## WHAT THE TASK REQUIRES
Having read the entries, repeat all of them exactly.

## ENTRIES PROVIDED
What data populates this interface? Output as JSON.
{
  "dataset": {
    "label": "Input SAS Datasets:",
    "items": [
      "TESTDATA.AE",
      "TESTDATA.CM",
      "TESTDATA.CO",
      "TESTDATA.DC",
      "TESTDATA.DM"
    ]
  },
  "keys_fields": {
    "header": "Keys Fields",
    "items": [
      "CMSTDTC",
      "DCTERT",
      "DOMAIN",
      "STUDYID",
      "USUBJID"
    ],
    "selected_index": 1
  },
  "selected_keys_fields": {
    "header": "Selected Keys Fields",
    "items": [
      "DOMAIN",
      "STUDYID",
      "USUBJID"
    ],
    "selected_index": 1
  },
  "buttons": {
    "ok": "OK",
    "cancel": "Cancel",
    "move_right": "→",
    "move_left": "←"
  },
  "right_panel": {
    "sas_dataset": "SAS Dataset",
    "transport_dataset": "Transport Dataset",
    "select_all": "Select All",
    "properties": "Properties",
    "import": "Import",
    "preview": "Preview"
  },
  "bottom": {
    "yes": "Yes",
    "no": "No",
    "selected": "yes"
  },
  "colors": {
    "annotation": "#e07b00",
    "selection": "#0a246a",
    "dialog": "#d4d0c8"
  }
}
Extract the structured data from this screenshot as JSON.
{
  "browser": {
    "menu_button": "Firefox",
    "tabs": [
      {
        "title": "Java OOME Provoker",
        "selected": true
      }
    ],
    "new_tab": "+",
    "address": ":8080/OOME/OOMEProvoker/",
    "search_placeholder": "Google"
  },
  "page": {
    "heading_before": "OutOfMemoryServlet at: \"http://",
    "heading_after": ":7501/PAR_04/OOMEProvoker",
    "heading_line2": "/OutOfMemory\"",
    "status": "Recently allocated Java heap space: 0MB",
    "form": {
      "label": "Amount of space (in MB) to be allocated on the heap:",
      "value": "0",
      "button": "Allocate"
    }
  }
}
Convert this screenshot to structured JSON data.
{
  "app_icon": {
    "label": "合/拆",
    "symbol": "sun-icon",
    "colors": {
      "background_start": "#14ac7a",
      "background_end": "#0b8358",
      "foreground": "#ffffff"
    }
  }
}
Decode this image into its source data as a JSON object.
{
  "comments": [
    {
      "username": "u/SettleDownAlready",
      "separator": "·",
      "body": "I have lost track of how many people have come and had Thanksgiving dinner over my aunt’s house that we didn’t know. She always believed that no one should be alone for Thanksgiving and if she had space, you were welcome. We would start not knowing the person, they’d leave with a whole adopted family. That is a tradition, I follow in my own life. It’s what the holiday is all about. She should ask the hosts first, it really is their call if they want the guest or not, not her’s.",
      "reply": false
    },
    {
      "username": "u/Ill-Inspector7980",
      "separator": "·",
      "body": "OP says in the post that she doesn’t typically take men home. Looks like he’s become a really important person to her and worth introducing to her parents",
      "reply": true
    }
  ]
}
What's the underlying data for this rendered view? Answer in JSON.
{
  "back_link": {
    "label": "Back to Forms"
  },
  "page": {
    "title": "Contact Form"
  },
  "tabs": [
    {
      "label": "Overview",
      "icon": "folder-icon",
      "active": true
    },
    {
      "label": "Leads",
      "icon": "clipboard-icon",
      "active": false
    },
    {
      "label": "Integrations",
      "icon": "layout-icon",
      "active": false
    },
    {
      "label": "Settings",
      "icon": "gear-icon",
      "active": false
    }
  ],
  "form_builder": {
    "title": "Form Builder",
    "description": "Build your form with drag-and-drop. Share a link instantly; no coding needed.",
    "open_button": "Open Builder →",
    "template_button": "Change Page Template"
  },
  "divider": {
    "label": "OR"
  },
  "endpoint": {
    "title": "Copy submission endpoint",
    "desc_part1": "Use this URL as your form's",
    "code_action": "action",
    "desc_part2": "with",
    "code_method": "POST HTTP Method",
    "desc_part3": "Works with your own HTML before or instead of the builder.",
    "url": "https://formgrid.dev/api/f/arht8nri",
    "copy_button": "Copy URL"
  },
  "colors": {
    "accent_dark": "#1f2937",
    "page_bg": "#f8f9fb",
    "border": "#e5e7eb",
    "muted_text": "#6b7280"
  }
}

## THE COMPLETED TASK
What data populates this interface? Output as JSON.
{
  "dataset": {
    "label": "Input SAS Datasets:",
    "items": [
      "TESTDATA.AE",
      "TESTDATA.CM",
      "TESTDATA.CO",
      "TESTDATA.DC",
      "TESTDATA.DM"
    ]
  },
  "keys_fields": {
    "header": "Keys Fields",
    "items": [
      "CMSTDTC",
      "DCTERT",
      "DOMAIN",
      "STUDYID",
      "USUBJID"
    ],
    "selected_index": 1
  },
  "selected_keys_fields": {
    "header": "Selected Keys Fields",
    "items": [
      "DOMAIN",
      "STUDYID",
      "USUBJID"
    ],
    "selected_index": 1
  },
  "buttons": {
    "ok": "OK",
    "cancel": "Cancel",
    "move_right": "→",
    "move_left": "←"
  },
  "right_panel": {
    "sas_dataset": "SAS Dataset",
    "transport_dataset": "Transport Dataset",
    "select_all": "Select All",
    "properties": "Properties",
    "import": "Import",
    "preview": "Preview"
  },
  "bottom": {
    "yes": "Yes",
    "no": "No",
    "selected": "yes"
  },
  "colors": {
    "annotation": "#e07b00",
    "selection": "#0a246a",
    "dialog": "#d4d0c8"
  }
}
Extract the structured data from this screenshot as JSON.
{
  "browser": {
    "menu_button": "Firefox",
    "tabs": [
      {
        "title": "Java OOME Provoker",
        "selected": true
      }
    ],
    "new_tab": "+",
    "address": ":8080/OOME/OOMEProvoker/",
    "search_placeholder": "Google"
  },
  "page": {
    "heading_before": "OutOfMemoryServlet at: \"http://",
    "heading_after": ":7501/PAR_04/OOMEProvoker",
    "heading_line2": "/OutOfMemory\"",
    "status": "Recently allocated Java heap space: 0MB",
    "form": {
      "label": "Amount of space (in MB) to be allocated on the heap:",
      "value": "0",
      "button": "Allocate"
    }
  }
}
Convert this screenshot to structured JSON data.
{
  "app_icon": {
    "label": "合/拆",
    "symbol": "sun-icon",
    "colors": {
      "background_start": "#14ac7a",
      "background_end": "#0b8358",
      "foreground": "#ffffff"
    }
  }
}
Decode this image into its source data as a JSON object.
{
  "comments": [
    {
      "username": "u/SettleDownAlready",
      "separator": "·",
      "body": "I have lost track of how many people have come and had Thanksgiving dinner over my aunt’s house that we didn’t know. She always believed that no one should be alone for Thanksgiving and if she had space, you were welcome. We would start not knowing the person, they’d leave with a whole adopted family. That is a tradition, I follow in my own life. It’s what the holiday is all about. She should ask the hosts first, it really is their call if they want the guest or not, not her’s.",
      "reply": false
    },
    {
      "username": "u/Ill-Inspector7980",
      "separator": "·",
      "body": "OP says in the post that she doesn’t typically take men home. Looks like he’s become a really important person to her and worth introducing to her parents",
      "reply": true
    }
  ]
}
What's the underlying data for this rendered view? Answer in JSON.
{
  "back_link": {
    "label": "Back to Forms"
  },
  "page": {
    "title": "Contact Form"
  },
  "tabs": [
    {
      "label": "Overview",
      "icon": "folder-icon",
      "active": true
    },
    {
      "label": "Leads",
      "icon": "clipboard-icon",
      "active": false
    },
    {
      "label": "Integrations",
      "icon": "layout-icon",
      "active": false
    },
    {
      "label": "Settings",
      "icon": "gear-icon",
      "active": false
    }
  ],
  "form_builder": {
    "title": "Form Builder",
    "description": "Build your form with drag-and-drop. Share a link instantly; no coding needed.",
    "open_button": "Open Builder →",
    "template_button": "Change Page Template"
  },
  "divider": {
    "label": "OR"
  },
  "endpoint": {
    "title": "Copy submission endpoint",
    "desc_part1": "Use this URL as your form's",
    "code_action": "action",
    "desc_part2": "with",
    "code_method": "POST HTTP Method",
    "desc_part3": "Works with your own HTML before or instead of the builder.",
    "url": "https://formgrid.dev/api/f/arht8nri",
    "copy_button": "Copy URL"
  },
  "colors": {
    "accent_dark": "#1f2937",
    "page_bg": "#f8f9fb",
    "border": "#e5e7eb",
    "muted_text": "#6b7280"
  }
}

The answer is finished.